An example of a marine terrace is the surface on which McKinleyville is built. At some time in the past, roughly 85,000 years ago, this terrace was barely below sea level, and that is why it is flat. Land above sea level was eroded down by rain and surf, while submerged land was built up by sedimentation. The airport is on the same terrace but at a higher elevation because it was further uplifted by one of our numerous faults. Prof. Gary Carver has mapped terraces along our coast to unravel its history of faulting.
Look closely at the slopes east of Trinidad and you will discern a sequence of terraces cut into the mountain by wave action, a very potent process. The higher terraces are older, but all are difficult to date because fossils are rare. Prof. Bud Burke has used the degree of soil development to provide estimates of terrace ages.
The sequence of terraces is a consequence of a dance between fault-related progressive uplift and fluctuating sea level.
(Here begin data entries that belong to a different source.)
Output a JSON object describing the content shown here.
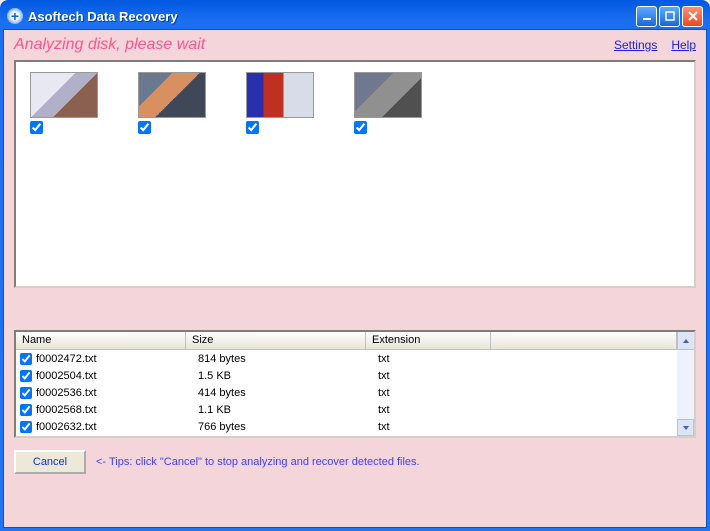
{
  "window": {
    "title": "Asoftech Data Recovery"
  },
  "status": "Analyzing disk, please wait",
  "links": {
    "settings": "Settings",
    "help": "Help"
  },
  "thumbnails": [
    {
      "checked": true
    },
    {
      "checked": true
    },
    {
      "checked": true
    },
    {
      "checked": true
    }
  ],
  "columns": {
    "name": "Name",
    "size": "Size",
    "ext": "Extension"
  },
  "files": [
    {
      "checked": true,
      "name": "f0002472.txt",
      "size": "814 bytes",
      "ext": "txt"
    },
    {
      "checked": true,
      "name": "f0002504.txt",
      "size": "1.5 KB",
      "ext": "txt"
    },
    {
      "checked": true,
      "name": "f0002536.txt",
      "size": "414 bytes",
      "ext": "txt"
    },
    {
      "checked": true,
      "name": "f0002568.txt",
      "size": "1.1 KB",
      "ext": "txt"
    },
    {
      "checked": true,
      "name": "f0002632.txt",
      "size": "766 bytes",
      "ext": "txt"
    }
  ],
  "actions": {
    "cancel": "Cancel"
  },
  "tips": "<- Tips: click \"Cancel\" to stop analyzing and recover detected files."
}
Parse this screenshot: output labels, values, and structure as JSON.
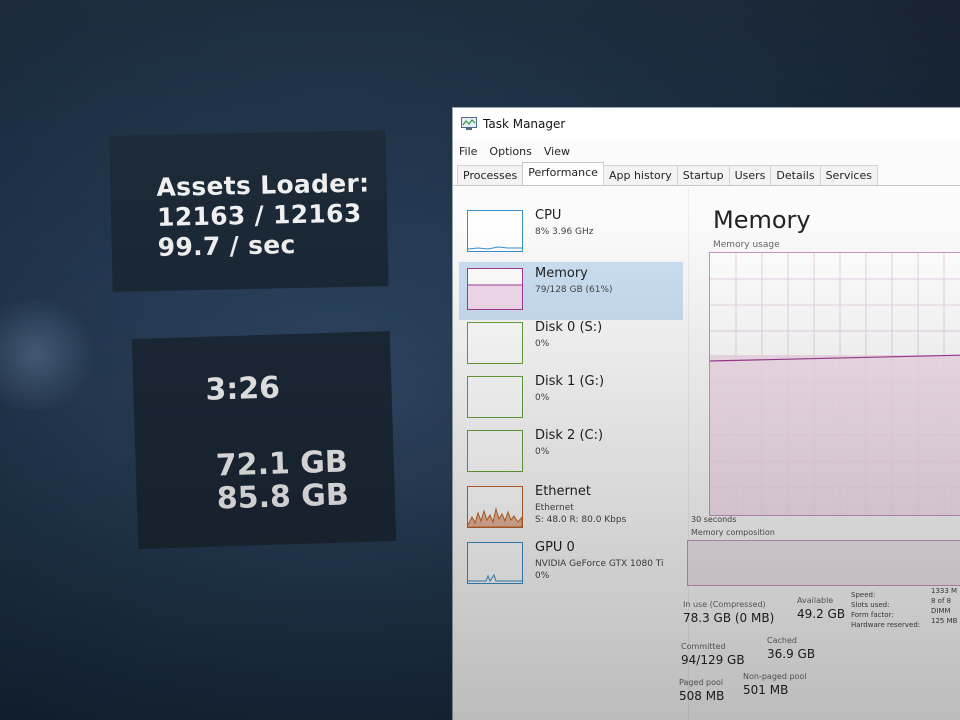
{
  "overlay": {
    "assets_label": "Assets Loader:",
    "assets_count": "12163 / 12163",
    "assets_rate": "99.7 / sec",
    "time": "3:26",
    "gb_1": "72.1 GB",
    "gb_2": "85.8 GB"
  },
  "window": {
    "title": "Task Manager",
    "menu": [
      "File",
      "Options",
      "View"
    ],
    "tabs": [
      "Processes",
      "Performance",
      "App history",
      "Startup",
      "Users",
      "Details",
      "Services"
    ],
    "active_tab": "Performance"
  },
  "resources": [
    {
      "name": "CPU",
      "detail": "8% 3.96 GHz",
      "selected": false,
      "color": "#3a8fc8"
    },
    {
      "name": "Memory",
      "detail": "79/128 GB (61%)",
      "selected": true,
      "color": "#a03a90"
    },
    {
      "name": "Disk 0 (S:)",
      "detail": "0%",
      "selected": false,
      "color": "#66a33a"
    },
    {
      "name": "Disk 1 (G:)",
      "detail": "0%",
      "selected": false,
      "color": "#66a33a"
    },
    {
      "name": "Disk 2 (C:)",
      "detail": "0%",
      "selected": false,
      "color": "#66a33a"
    },
    {
      "name": "Ethernet",
      "detail": "Ethernet",
      "detail2": "S: 48.0 R: 80.0 Kbps",
      "selected": false,
      "color": "#c0652a"
    },
    {
      "name": "GPU 0",
      "detail": "NVIDIA GeForce GTX 1080 Ti",
      "detail2": "0%",
      "selected": false,
      "color": "#3a8fc8"
    }
  ],
  "memory": {
    "title": "Memory",
    "usage_label": "Memory usage",
    "seconds_label": "30 seconds",
    "composition_label": "Memory composition",
    "usage_fraction": 0.61,
    "in_use_label": "In use (Compressed)",
    "in_use_value": "78.3 GB (0 MB)",
    "available_label": "Available",
    "available_value": "49.2 GB",
    "committed_label": "Committed",
    "committed_value": "94/129 GB",
    "cached_label": "Cached",
    "cached_value": "36.9 GB",
    "paged_label": "Paged pool",
    "paged_value": "508 MB",
    "nonpaged_label": "Non-paged pool",
    "nonpaged_value": "501 MB",
    "speed_label": "Speed:",
    "speed_value": "1333 M",
    "slots_label": "Slots used:",
    "slots_value": "8 of 8",
    "form_label": "Form factor:",
    "form_value": "DIMM",
    "hw_label": "Hardware reserved:",
    "hw_value": "125 MB"
  }
}
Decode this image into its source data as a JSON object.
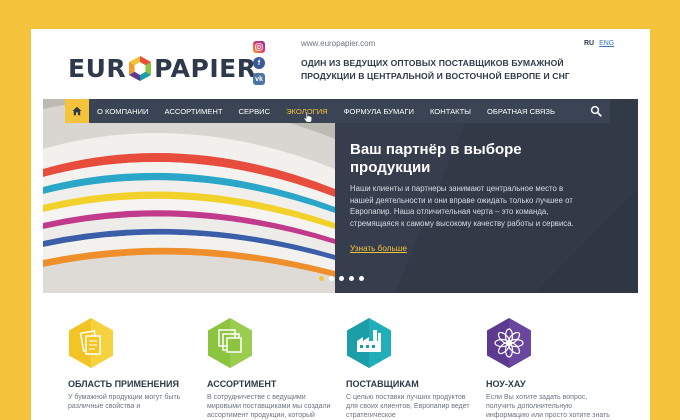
{
  "header": {
    "logo_left": "EUR",
    "logo_right": "PAPIER",
    "site_url": "www.europapier.com",
    "tagline": "ОДИН ИЗ ВЕДУЩИХ ОПТОВЫХ ПОСТАВЩИКОВ БУМАЖНОЙ ПРОДУКЦИИ В ЦЕНТРАЛЬНОЙ И ВОСТОЧНОЙ ЕВРОПЕ И СНГ",
    "lang_ru": "RU",
    "lang_en": "ENG",
    "socials": [
      "instagram-icon",
      "facebook-icon",
      "vk-icon"
    ]
  },
  "nav": {
    "items": [
      "О КОМПАНИИ",
      "АССОРТИМЕНТ",
      "СЕРВИС",
      "ЭКОЛОГИЯ",
      "ФОРМУЛА БУМАГИ",
      "КОНТАКТЫ",
      "ОБРАТНАЯ СВЯЗЬ"
    ],
    "active_index": 3
  },
  "hero": {
    "title": "Ваш партнёр в выборе продукции",
    "text": "Наши клиенты и партнеры занимают центральное место в нашей деятельности и они вправе ожидать только лучшее от Европапир. Наша отличительная черта – это команда, стремящаяся к самому высокому качеству работы и сервиса.",
    "link": "Узнать больше",
    "slides": 5,
    "active_slide": 0
  },
  "features": [
    {
      "title": "ОБЛАСТЬ ПРИМЕНЕНИЯ",
      "text": "У бумажной продукции могут быть различные свойства и",
      "color": "#f2c524",
      "icon": "documents-icon"
    },
    {
      "title": "АССОРТИМЕНТ",
      "text": "В сотрудничестве с ведущими мировыми поставщиками мы создали ассортимент продукции, который",
      "color": "#8cc43f",
      "icon": "stacked-sheets-icon"
    },
    {
      "title": "ПОСТАВЩИКАМ",
      "text": "С целью поставки лучших продуктов для своих клиентов, Европапир ведет стратегическое",
      "color": "#1b9ea7",
      "icon": "factory-icon"
    },
    {
      "title": "НОУ-ХАУ",
      "text": "Если Вы хотите задать вопрос, получить дополнительную информацию или просто хотите знать",
      "color": "#5b3a8f",
      "icon": "flower-icon"
    }
  ],
  "colors": {
    "accent": "#f5c33b",
    "nav_bg": "#3b4454",
    "hero_bg": "#343b4a",
    "text_dark": "#2e3a4b"
  }
}
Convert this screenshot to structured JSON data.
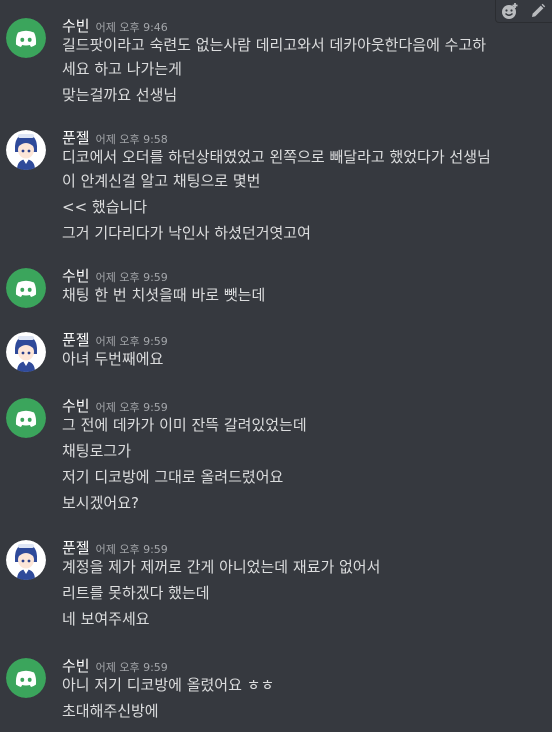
{
  "messages": [
    {
      "user": "수빈",
      "time": "어제 오후 9:46",
      "avatar": "discord-logo-icon",
      "lines": [
        "길드팟이라고 숙련도 없는사람 데리고와서 데카아웃한다음에 수고하",
        "세요 하고 나가는게",
        "맞는걸까요 선생님"
      ]
    },
    {
      "user": "푼젤",
      "time": "어제 오후 9:58",
      "avatar": "anime-character-avatar",
      "lines": [
        "디코에서 오더를 하던상태였었고 왼쪽으로 빼달라고 했었다가 선생님",
        "이 안계신걸 알고 채팅으로 몇번",
        "<< 했습니다",
        "그거 기다리다가 낙인사 하셨던거엿고여"
      ]
    },
    {
      "user": "수빈",
      "time": "어제 오후 9:59",
      "avatar": "discord-logo-icon",
      "lines": [
        "채팅 한 번 치셧을때 바로 뺏는데"
      ]
    },
    {
      "user": "푼젤",
      "time": "어제 오후 9:59",
      "avatar": "anime-character-avatar",
      "lines": [
        "아녀 두번째에요"
      ]
    },
    {
      "user": "수빈",
      "time": "어제 오후 9:59",
      "avatar": "discord-logo-icon",
      "lines": [
        "그 전에 데카가 이미 잔뜩 갈려있었는데",
        "채팅로그가",
        "저기 디코방에 그대로 올려드렸어요",
        "보시겠어요?"
      ]
    },
    {
      "user": "푼젤",
      "time": "어제 오후 9:59",
      "avatar": "anime-character-avatar",
      "lines": [
        "계정을 제가 제꺼로 간게 아니었는데 재료가 없어서",
        "리트를 못하겠다 했는데",
        "네 보여주세요"
      ]
    },
    {
      "user": "수빈",
      "time": "어제 오후 9:59",
      "avatar": "discord-logo-icon",
      "lines": [
        "아니 저기 디코방에 올렸어요 ㅎㅎ",
        "초대해주신방에"
      ]
    }
  ],
  "toolbar": {
    "icons": [
      "add-reaction-icon",
      "edit-icon"
    ]
  },
  "colors": {
    "background": "#36393f",
    "discord_avatar_bg": "#3ba55c",
    "username": "#ffffff",
    "message_text": "#dcddde",
    "timestamp": "#a3a6aa"
  }
}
Continental glaciation lowered sea level 140 meters 20,000 years ago. A global "sea level curve" has been deciphered from dated coral reefs stranded on steadily rising tropical islands [J. Darter, Compilation of a sea level curve: Geology Proceedings (2000)]. The diagram shows my attempt at correlating this sea level curve with terraces northeast of Trinidad, assuming a steadily rising coast. It all fits together if this particular region rose at an average rate of 2 millimeters per year.
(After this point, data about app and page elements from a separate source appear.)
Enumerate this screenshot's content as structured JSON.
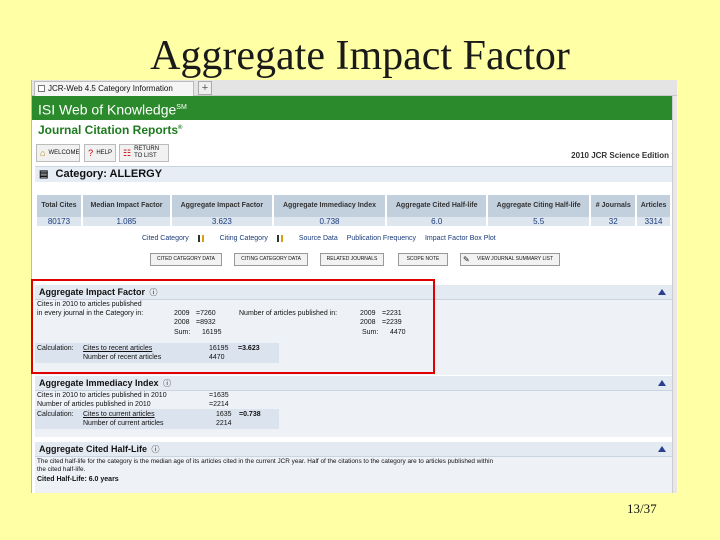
{
  "slide": {
    "title": "Aggregate Impact Factor",
    "page_number": "13/37"
  },
  "browser": {
    "tab_label": "JCR-Web 4.5 Category Information",
    "new_tab": "+"
  },
  "header": {
    "wok_title": "ISI Web of Knowledge",
    "wok_sup": "SM",
    "jcr_title": "Journal Citation Reports",
    "jcr_sup": "®",
    "edition": "2010 JCR Science Edition",
    "buttons": [
      "WELCOME",
      "HELP",
      "RETURN TO LIST"
    ]
  },
  "category": {
    "label": "Category:",
    "name": "ALLERGY"
  },
  "stats_table": {
    "headers": [
      "Total Cites",
      "Median Impact Factor",
      "Aggregate Impact Factor",
      "Aggregate Immediacy Index",
      "Aggregate Cited Half-life",
      "Aggregate Citing Half-life",
      "# Journals",
      "Articles"
    ],
    "values": [
      "80173",
      "1.085",
      "3.623",
      "0.738",
      "6.0",
      "5.5",
      "32",
      "3314"
    ]
  },
  "links": [
    "Cited Category",
    "Citing Category",
    "Source Data",
    "Publication Frequency",
    "Impact Factor Box Plot"
  ],
  "action_buttons": [
    "CITED CATEGORY DATA",
    "CITING CATEGORY DATA",
    "RELATED JOURNALS",
    "SCOPE NOTE",
    "VIEW JOURNAL SUMMARY LIST"
  ],
  "impact_factor": {
    "heading": "Aggregate Impact Factor",
    "line1": "Cites in 2010 to articles published",
    "line2": "in every journal in the Category in:",
    "cites": [
      {
        "year": "2009",
        "value": "=7260"
      },
      {
        "year": "2008",
        "value": "=8932"
      }
    ],
    "cites_sum_label": "Sum:",
    "cites_sum": "16195",
    "articles_label": "Number of articles published in:",
    "articles": [
      {
        "year": "2009",
        "value": "=2231"
      },
      {
        "year": "2008",
        "value": "=2239"
      }
    ],
    "articles_sum_label": "Sum:",
    "articles_sum": "4470",
    "calc_label": "Calculation:",
    "calc_numerator_label": "Cites to recent articles",
    "calc_numerator": "16195",
    "calc_result": "=3.623",
    "calc_denominator_label": "Number of recent articles",
    "calc_denominator": "4470"
  },
  "immediacy": {
    "heading": "Aggregate Immediacy Index",
    "line1_label": "Cites in 2010 to articles published in 2010",
    "line1_value": "=1635",
    "line2_label": "Number of articles published in 2010",
    "line2_value": "=2214",
    "calc_label": "Calculation:",
    "calc_numerator_label": "Cites to current articles",
    "calc_numerator": "1635",
    "calc_result": "=0.738",
    "calc_denominator_label": "Number of current articles",
    "calc_denominator": "2214"
  },
  "half_life": {
    "heading": "Aggregate Cited Half-Life",
    "text1": "The cited half-life for the category is the median age of its articles cited in the current JCR year. Half of the citations to the category are to articles published within",
    "text2": "the cited half-life.",
    "result": "Cited Half-Life: 6.0 years"
  },
  "icons": {
    "info": "info-icon",
    "collapse": "collapse-triangle-icon",
    "chart": "bar-chart-icon"
  },
  "colors": {
    "slide_bg": "#ffffa6",
    "wok_green": "#2b8a2b",
    "highlight_red": "#e00000",
    "link_blue": "#1a3a7a"
  }
}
The highest terrace at 800 feet above sea level was beveled by wave action 125,000 years ago, when the sea was close to its present level and rising with the land. Bud Burke declares that my interpretations are compatible with his soil analyses.
Appreciate your marine terraces; without them we would all be living on precarious hillslopes.
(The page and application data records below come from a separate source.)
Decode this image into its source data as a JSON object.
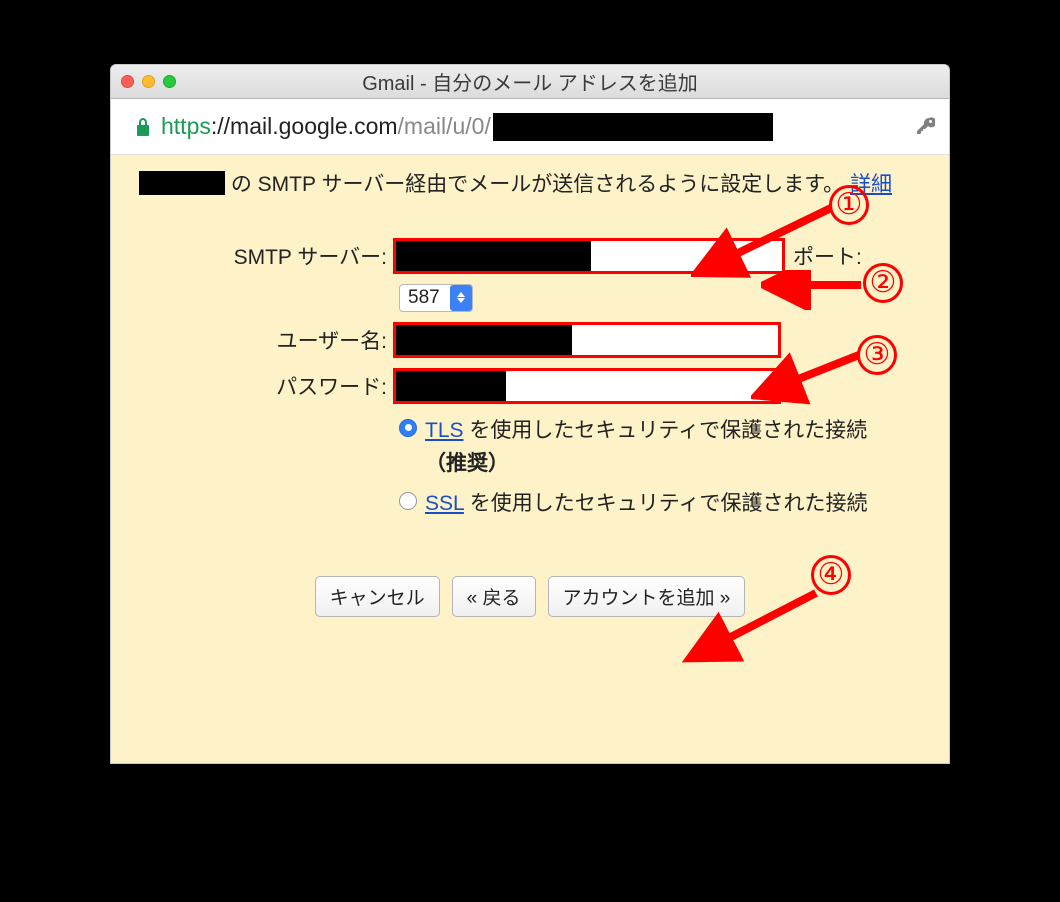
{
  "window": {
    "title": "Gmail - 自分のメール アドレスを追加"
  },
  "addressbar": {
    "protocol": "https",
    "host": "://mail.google.com",
    "path": "/mail/u/0/"
  },
  "intro": {
    "text_after_domain": "の SMTP サーバー経由でメールが送信されるように設定します。",
    "learn_more": "詳細"
  },
  "form": {
    "smtp_label": "SMTP サーバー:",
    "port_label": "ポート:",
    "port_value": "587",
    "username_label": "ユーザー名:",
    "password_label": "パスワード:"
  },
  "security": {
    "tls_link": "TLS",
    "tls_text": " を使用したセキュリティで保護された接続",
    "recommended": "（推奨）",
    "ssl_link": "SSL",
    "ssl_text": " を使用したセキュリティで保護された接続"
  },
  "buttons": {
    "cancel": "キャンセル",
    "back": "« 戻る",
    "add": "アカウントを追加 »"
  },
  "annotations": {
    "1": "①",
    "2": "②",
    "3": "③",
    "4": "④"
  }
}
Don Garlick is a geology professor retired from HSU. He invites any questions relating to North Coast science, and if he cannot answer it he will find an expert who can. E-mail firstname.lastname@example.org.